When Lancelot returns to avenge the king and queen, he finds that Guinevere has entered a convent. As she explains to Lancelot, she has renounced the world because she feels that their love has caused the wars and the death of Arthur. Although she urges Lancelot to marry and to find his own happiness, he insists that he will become a hermit for her sake: “And therefore, lady, sithen you have taken you to perfection I must needs take me to perfection of right.”
Finally, in an episode that seems to be Malory’s invention, Lancelot learns of Guinevere’s death in a dream and is told to bury her near Arthur. During her burial he swoons in sorrow. When he dies shortly afterward, consumed by grief for the king and queen, the bishop hermit relates a vision in which he sees angels raising Lancelot to heaven. At his burial his brother Ector delivers a eulogy which represents Malory’s definitive statement on the chivalric ideal:Thou were never matched of erthely knyghtes hande. And thou were the truest frende to thy lovar that ever bestrade hors, and thou were the trewest lover of a synful man that ever loved woman, and thou were the kyndest man that ever strake wyth swerde. And thou were the godelyest persone that ever cam emonge prees of knyghtes, and thou was the mekest man and the jentyllest that ever ete in halle emonge ladyes, and thou were the sternest knyght to thy mortal foo that ever put spere in reeste.

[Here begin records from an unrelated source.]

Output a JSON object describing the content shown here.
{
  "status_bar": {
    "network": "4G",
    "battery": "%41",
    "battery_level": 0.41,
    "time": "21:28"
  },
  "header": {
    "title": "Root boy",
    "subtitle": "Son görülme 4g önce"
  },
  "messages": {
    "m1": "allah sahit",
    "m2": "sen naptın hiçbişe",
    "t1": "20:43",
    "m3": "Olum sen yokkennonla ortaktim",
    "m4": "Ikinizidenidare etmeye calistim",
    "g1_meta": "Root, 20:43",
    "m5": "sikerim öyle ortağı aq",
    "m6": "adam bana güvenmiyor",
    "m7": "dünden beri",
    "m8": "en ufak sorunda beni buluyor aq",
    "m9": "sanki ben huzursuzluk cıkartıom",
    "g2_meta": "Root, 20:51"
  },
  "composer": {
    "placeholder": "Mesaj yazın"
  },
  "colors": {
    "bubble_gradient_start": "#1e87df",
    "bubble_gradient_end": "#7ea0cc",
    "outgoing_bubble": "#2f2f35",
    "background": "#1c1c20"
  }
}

It is because of Malory’s handling of the Arthurian materials that the stories of King Arthur became part of English literary tradition. From the complexity of his French sources he produced narratives which remain vital and appealing to the modern reader. Perhaps, however, the best critical summary of Malory’s achievement was offered by William Caxton, Malory’s first editor and critic, who tells readers that in Le Morte d’Arthur they will find “many joyous and playsaunt hystoryes and noble and renomed actes of humanyte, gentylnesse, and chyvalryes.”